Nevertheless – screenplay, novel – a little of both – I enjoyed the author’s smart incorporation of details about the magic industry, as well as Eli’s relationship with his much-older uncle, Harry. John Gaspard has written a great character into an original storyline –If it seems to have been written to fit into an allotted time slot on cable TV, it doesn’t detract significantly from the reader’s enjoyment of the novel. I will definitely be seeing/reading more of Eli as Gaspard expands this promising mystery series.

Paperback: 282 pages

Publisher: Henery Press; First edition (November 4, 2014)

ISBN-10: 194097643X

ISBN-13: 978-1940976433ck

About This Site

Over the years, I’ve devoured dozens of mystery and thriller novels. I am a purist – I refuse to skip to the last page to see who the bad guy (or gal) is. I also have harbored the foolish thought that someday I would sit down and write a novel. Emphasis on someday. But now, someday has come. With my dear husband’s blessings (“if you don’t, someday you’ll look back and be sorry!”), I am concentrating full time on writing. And by “full time,” I mean every moment that I am not distracted in an other direction by an interesting headline, Facebook conversation, or basically any shiny object.

As I am going through the process of researching and writing this would-be-novel, I am finding all sorts of useful tools and tricks for writers. I am also reading as many mystery/thriller novels as I can, and noting writing styles, trends, and techniques I love (and some I dislike quite a good bit). I will share what I discover in this blog.

Thanks for coming along for the ride!

In my dreams, I’m on this list – The Edgar® Awards

In my dreams, I’m on this list – The Edgar® Awards

edgar allan poeEach year, the Mystery Writers of America (MWA) celebrate the anniversary of the birth of Edgar Allan Poe by honoring the best in mystery fiction, non-fiction and television, published or produced in the previous year.

The 2014 Edgar® Awards were presented to the winners at MWA’s 68th Gala Banquet, May 1,2014 at the Grand Hyatt Hotel, New York City. Continue reading

Review: Howdunit Forensics: A Guide for Writers by D.P. Lyle

When you are writing a murder mystery, eventually somebody is going to have to die, but unless you have a real-life back ground in forensics and an infallible memory, you are going to need some help making your murder feel authentic and believable. Enter the “Howdunit” series from Writer’s Digest Books. This set of (at last count 13) books is designed to help a writer plan, execute, and – sometimes – prosecute the crimes his characters commit. Continue reading

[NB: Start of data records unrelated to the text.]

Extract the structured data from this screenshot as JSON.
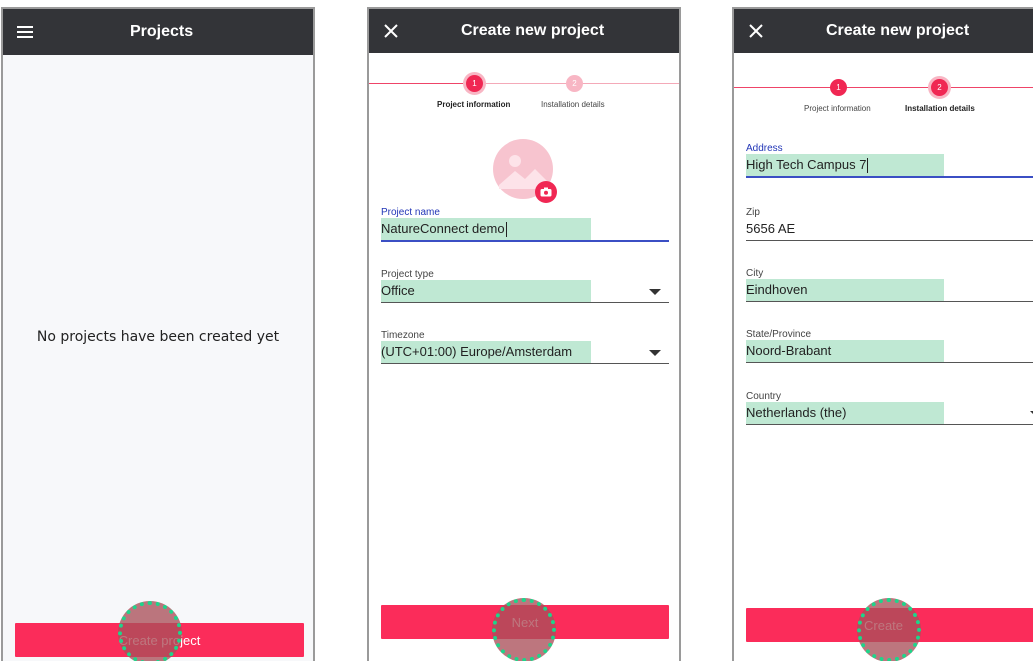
{
  "screen1": {
    "title": "Projects",
    "empty_message": "No projects have been created yet",
    "create_button": "Create project"
  },
  "screen2": {
    "title": "Create new project",
    "steps": [
      {
        "number": "1",
        "label": "Project information"
      },
      {
        "number": "2",
        "label": "Installation details"
      }
    ],
    "fields": {
      "project_name": {
        "label": "Project name",
        "value": "NatureConnect demo"
      },
      "project_type": {
        "label": "Project type",
        "value": "Office"
      },
      "timezone": {
        "label": "Timezone",
        "value": "(UTC+01:00) Europe/Amsterdam"
      }
    },
    "next_button": "Next"
  },
  "screen3": {
    "title": "Create new project",
    "steps": [
      {
        "number": "1",
        "label": "Project information"
      },
      {
        "number": "2",
        "label": "Installation details"
      }
    ],
    "fields": {
      "address": {
        "label": "Address",
        "value": "High Tech Campus 7"
      },
      "zip": {
        "label": "Zip",
        "value": "5656 AE"
      },
      "city": {
        "label": "City",
        "value": "Eindhoven"
      },
      "state": {
        "label": "State/Province",
        "value": "Noord-Brabant"
      },
      "country": {
        "label": "Country",
        "value": "Netherlands (the)"
      }
    },
    "create_button": "Create"
  },
  "colors": {
    "appbar": "#333438",
    "primary": "#fb2c5a",
    "highlight": "#bfe8d3",
    "focus": "#3b4fc4",
    "tap_ring": "#1fd48a"
  },
  "icons": {
    "menu": "menu-icon",
    "close": "close-icon",
    "image_placeholder": "image-placeholder-icon",
    "camera": "camera-icon",
    "dropdown": "chevron-down-icon"
  }
}
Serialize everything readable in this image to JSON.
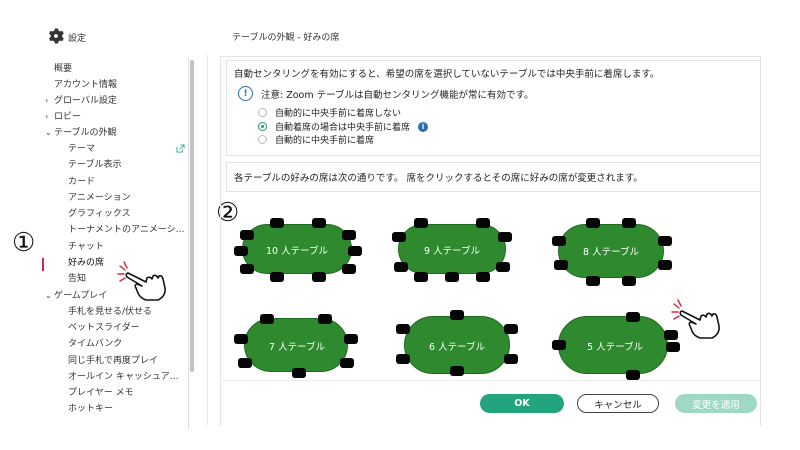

Review: Code: A Virals Novel by Kathy Reichs and Brendan Reichs

codecvrIn Code: A Virals Novel, the third installment of Kathy Reichs’ young adult series, Tory Brennan and the rest of the Virals are back for a geocaching hunt that, once again, places their lives in jeopardy. While the novel possesses the fast pace, wry humor, and accessible science that make her Temperance Brennan novels, (Deja Dead ,Flash and Bones) so enjoyable,  Reichs co-writes the “Virals” novels with her son, Brendan, former attorney-turned-new writer.  In an interview by Publisher’s Weekly, Kathy Reichs describes the collaborative process. Continue reading